[Task brief] Go line by line through the data and copy those with the word "void".

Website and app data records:
━━━━━━━━

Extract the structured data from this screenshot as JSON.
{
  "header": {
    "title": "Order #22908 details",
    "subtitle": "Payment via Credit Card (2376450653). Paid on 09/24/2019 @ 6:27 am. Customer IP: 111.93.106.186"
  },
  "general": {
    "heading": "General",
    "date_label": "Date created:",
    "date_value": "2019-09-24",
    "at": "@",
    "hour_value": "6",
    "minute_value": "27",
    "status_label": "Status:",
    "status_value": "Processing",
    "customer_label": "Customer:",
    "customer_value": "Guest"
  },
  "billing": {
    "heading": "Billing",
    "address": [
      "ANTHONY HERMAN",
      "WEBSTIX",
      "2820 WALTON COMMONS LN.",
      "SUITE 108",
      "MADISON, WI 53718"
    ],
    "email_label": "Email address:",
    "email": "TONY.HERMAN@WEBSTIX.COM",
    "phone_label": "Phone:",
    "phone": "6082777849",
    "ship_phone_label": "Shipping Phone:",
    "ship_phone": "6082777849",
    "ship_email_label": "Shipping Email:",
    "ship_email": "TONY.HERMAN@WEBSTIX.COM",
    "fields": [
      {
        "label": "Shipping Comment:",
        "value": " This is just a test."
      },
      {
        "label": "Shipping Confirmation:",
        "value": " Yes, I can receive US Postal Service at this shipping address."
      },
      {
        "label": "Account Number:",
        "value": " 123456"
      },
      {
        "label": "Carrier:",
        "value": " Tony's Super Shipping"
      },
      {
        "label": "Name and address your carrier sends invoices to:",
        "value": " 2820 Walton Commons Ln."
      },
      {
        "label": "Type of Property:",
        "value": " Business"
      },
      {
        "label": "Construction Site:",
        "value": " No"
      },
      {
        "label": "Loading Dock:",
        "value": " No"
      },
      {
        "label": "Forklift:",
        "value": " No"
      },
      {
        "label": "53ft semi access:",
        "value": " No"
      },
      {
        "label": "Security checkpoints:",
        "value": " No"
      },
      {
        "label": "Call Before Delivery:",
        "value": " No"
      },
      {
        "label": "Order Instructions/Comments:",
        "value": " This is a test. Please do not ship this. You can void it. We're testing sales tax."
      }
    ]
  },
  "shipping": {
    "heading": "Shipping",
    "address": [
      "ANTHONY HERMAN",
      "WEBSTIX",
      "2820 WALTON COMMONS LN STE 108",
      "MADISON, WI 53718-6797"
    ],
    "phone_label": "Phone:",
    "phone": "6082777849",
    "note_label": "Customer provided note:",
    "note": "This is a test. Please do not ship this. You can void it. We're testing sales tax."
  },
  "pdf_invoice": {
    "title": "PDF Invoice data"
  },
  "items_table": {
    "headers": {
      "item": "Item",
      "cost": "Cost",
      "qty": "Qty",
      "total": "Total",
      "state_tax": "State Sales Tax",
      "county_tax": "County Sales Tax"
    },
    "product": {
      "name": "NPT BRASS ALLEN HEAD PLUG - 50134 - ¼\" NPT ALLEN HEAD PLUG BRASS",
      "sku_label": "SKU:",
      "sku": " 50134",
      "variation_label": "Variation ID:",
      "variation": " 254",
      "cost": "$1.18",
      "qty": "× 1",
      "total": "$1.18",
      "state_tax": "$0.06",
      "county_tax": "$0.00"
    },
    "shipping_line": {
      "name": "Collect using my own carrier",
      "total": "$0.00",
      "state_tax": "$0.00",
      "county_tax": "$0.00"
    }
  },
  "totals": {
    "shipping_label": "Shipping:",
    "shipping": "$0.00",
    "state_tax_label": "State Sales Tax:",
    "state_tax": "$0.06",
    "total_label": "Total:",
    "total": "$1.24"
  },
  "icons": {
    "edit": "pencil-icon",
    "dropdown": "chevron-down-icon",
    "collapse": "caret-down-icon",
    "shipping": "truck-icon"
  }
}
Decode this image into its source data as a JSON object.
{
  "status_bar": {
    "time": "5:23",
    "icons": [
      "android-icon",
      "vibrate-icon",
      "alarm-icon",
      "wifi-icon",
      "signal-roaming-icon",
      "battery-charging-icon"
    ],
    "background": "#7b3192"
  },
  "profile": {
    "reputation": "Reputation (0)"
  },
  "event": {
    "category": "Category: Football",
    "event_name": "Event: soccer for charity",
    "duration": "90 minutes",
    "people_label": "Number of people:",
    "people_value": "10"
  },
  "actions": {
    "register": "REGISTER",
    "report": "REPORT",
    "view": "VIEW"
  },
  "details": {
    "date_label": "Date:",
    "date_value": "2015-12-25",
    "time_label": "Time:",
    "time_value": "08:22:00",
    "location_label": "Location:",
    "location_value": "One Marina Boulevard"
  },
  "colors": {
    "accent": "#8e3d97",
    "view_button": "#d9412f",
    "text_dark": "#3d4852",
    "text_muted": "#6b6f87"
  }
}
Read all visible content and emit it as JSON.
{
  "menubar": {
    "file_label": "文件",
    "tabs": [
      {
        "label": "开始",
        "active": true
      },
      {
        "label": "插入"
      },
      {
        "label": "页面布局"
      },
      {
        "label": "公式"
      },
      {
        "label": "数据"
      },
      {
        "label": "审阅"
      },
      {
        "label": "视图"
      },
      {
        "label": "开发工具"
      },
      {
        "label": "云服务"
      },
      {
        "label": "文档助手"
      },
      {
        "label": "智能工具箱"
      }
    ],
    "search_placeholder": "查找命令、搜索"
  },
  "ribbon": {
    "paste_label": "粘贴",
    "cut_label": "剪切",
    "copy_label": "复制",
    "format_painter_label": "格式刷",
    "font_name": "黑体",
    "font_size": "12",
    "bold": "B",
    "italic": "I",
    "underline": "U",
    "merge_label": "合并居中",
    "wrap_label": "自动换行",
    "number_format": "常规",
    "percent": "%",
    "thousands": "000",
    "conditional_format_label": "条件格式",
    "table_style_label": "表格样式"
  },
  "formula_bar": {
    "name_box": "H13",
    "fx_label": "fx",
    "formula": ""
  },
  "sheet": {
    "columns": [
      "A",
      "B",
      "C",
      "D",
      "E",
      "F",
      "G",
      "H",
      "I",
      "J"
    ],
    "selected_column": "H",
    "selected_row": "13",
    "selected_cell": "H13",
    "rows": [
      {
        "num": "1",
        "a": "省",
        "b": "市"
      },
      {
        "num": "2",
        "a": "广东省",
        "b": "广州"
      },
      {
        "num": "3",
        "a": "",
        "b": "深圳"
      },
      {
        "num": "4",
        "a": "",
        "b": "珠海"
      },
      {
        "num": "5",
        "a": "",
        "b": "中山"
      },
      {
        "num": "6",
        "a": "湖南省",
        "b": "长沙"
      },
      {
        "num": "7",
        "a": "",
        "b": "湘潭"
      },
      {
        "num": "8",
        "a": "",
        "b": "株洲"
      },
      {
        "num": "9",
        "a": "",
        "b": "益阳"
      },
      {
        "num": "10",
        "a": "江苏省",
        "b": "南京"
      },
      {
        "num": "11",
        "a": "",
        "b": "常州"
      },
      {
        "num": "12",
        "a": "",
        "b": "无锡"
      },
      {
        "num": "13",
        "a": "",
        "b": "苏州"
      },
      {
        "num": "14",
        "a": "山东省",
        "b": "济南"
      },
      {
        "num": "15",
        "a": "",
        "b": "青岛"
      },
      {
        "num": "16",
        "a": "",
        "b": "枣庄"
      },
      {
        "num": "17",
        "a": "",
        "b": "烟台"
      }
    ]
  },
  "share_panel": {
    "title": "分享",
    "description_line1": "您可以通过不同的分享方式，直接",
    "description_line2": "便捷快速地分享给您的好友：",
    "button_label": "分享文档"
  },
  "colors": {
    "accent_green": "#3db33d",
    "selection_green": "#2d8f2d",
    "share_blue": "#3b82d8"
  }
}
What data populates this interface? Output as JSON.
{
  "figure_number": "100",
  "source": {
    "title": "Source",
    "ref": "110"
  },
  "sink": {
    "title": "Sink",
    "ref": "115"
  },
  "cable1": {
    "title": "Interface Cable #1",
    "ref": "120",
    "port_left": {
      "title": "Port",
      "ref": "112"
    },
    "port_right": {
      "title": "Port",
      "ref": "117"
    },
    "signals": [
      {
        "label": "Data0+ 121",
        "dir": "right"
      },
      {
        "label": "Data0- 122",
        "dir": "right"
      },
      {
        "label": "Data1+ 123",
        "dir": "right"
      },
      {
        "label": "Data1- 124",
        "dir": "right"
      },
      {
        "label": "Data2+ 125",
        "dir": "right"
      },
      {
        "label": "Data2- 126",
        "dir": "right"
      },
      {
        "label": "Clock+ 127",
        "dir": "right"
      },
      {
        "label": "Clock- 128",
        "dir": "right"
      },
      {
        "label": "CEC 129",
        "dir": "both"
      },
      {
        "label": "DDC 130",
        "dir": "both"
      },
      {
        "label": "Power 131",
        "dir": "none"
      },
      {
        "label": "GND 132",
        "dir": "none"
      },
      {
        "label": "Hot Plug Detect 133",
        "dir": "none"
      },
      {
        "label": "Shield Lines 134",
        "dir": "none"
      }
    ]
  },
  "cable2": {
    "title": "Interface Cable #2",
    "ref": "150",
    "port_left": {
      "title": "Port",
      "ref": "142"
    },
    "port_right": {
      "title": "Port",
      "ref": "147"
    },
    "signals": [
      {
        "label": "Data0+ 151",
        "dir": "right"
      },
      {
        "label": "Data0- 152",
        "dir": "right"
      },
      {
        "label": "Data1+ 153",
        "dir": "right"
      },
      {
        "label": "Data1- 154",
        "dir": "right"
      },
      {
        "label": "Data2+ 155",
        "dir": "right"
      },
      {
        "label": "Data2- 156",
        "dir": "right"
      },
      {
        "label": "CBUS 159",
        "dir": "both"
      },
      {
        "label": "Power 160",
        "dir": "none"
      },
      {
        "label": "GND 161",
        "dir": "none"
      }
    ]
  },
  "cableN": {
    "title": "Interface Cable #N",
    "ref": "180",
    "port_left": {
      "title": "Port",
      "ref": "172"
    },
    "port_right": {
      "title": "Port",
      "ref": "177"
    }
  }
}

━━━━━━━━

[Result below]
        "value": " This is a test. Please do not ship this. You can void it. We're testing sales tax."
    "note": "This is a test. Please do not ship this. You can void it. We're testing sales tax."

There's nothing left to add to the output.